▶ [Prompt]
Report each line of the entries that contains the word "Delegated", copied in full.
******
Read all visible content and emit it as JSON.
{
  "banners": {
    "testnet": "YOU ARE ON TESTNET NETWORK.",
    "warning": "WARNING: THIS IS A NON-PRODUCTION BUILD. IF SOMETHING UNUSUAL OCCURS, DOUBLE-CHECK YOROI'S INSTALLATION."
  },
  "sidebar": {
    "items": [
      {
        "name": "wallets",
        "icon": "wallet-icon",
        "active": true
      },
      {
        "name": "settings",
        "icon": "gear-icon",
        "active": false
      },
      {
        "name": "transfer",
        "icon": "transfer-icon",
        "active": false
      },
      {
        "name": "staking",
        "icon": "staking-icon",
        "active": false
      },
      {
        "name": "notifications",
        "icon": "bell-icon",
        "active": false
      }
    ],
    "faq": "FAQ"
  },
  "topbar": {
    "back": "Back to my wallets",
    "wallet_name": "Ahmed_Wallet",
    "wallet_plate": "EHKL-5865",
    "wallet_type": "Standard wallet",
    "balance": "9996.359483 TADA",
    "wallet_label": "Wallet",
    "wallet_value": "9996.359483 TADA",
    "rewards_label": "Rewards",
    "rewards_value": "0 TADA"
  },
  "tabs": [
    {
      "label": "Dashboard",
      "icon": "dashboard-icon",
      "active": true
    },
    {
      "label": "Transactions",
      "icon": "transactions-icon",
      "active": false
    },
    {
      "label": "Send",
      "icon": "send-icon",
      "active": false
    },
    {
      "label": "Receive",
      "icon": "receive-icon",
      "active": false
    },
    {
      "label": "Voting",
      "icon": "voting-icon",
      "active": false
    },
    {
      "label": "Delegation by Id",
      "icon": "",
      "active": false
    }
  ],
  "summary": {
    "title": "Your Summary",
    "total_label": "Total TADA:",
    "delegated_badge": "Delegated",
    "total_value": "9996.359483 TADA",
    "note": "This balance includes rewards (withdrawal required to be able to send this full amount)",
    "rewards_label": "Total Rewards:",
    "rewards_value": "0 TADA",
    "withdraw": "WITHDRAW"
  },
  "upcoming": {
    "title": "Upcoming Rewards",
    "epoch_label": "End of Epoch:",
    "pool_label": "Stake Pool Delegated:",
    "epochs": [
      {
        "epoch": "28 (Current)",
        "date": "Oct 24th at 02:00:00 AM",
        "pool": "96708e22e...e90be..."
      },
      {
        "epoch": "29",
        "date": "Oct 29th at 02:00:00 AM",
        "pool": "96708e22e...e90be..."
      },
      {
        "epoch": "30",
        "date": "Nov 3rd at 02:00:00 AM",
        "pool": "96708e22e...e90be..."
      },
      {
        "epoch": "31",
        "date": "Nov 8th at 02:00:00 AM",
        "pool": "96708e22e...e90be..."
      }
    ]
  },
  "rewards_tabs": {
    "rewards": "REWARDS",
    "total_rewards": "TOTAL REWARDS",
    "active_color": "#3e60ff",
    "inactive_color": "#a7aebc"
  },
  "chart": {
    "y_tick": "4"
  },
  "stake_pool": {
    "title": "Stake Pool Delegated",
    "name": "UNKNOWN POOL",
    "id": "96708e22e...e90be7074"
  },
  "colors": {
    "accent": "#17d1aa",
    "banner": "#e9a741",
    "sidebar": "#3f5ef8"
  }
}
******
▶ [Result]
    "delegated_badge": "Delegated",
    "pool_label": "Stake Pool Delegated:",
    "title": "Stake Pool Delegated",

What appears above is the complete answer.